Available data »

○ ○ ○ ○ ○ ○ ○

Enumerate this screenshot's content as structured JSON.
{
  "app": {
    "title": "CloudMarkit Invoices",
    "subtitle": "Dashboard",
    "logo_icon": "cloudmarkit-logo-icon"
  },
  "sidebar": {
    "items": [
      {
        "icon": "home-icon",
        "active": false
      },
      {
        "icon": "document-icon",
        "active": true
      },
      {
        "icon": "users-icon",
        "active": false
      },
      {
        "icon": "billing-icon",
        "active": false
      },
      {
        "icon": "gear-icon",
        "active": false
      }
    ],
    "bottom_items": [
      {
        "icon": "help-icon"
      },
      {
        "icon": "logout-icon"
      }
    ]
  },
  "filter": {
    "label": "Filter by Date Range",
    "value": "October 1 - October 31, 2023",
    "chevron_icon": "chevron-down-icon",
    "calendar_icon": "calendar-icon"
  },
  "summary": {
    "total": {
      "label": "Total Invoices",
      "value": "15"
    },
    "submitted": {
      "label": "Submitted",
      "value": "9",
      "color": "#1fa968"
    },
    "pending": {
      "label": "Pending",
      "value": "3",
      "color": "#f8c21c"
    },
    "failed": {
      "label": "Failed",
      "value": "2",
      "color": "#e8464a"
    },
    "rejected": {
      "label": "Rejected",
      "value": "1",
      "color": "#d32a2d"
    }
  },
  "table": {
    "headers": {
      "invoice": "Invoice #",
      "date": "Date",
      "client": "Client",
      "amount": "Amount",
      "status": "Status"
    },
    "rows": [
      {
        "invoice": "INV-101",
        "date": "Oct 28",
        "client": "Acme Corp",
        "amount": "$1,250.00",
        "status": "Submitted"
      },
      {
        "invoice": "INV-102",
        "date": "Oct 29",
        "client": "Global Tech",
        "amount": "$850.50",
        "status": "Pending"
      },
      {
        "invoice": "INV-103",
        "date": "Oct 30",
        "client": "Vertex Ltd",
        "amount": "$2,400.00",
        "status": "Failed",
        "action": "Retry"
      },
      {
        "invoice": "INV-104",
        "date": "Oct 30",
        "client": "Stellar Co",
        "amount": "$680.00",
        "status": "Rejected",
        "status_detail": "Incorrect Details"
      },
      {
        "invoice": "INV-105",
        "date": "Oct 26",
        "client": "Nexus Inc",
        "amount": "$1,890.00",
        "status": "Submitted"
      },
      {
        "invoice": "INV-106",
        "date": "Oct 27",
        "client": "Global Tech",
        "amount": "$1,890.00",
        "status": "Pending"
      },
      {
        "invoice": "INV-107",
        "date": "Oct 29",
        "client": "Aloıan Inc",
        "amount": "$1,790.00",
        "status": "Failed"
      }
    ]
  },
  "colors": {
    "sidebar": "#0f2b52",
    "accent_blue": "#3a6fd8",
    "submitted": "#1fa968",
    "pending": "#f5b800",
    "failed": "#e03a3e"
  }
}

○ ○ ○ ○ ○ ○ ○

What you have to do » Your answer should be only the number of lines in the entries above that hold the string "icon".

Task result » 10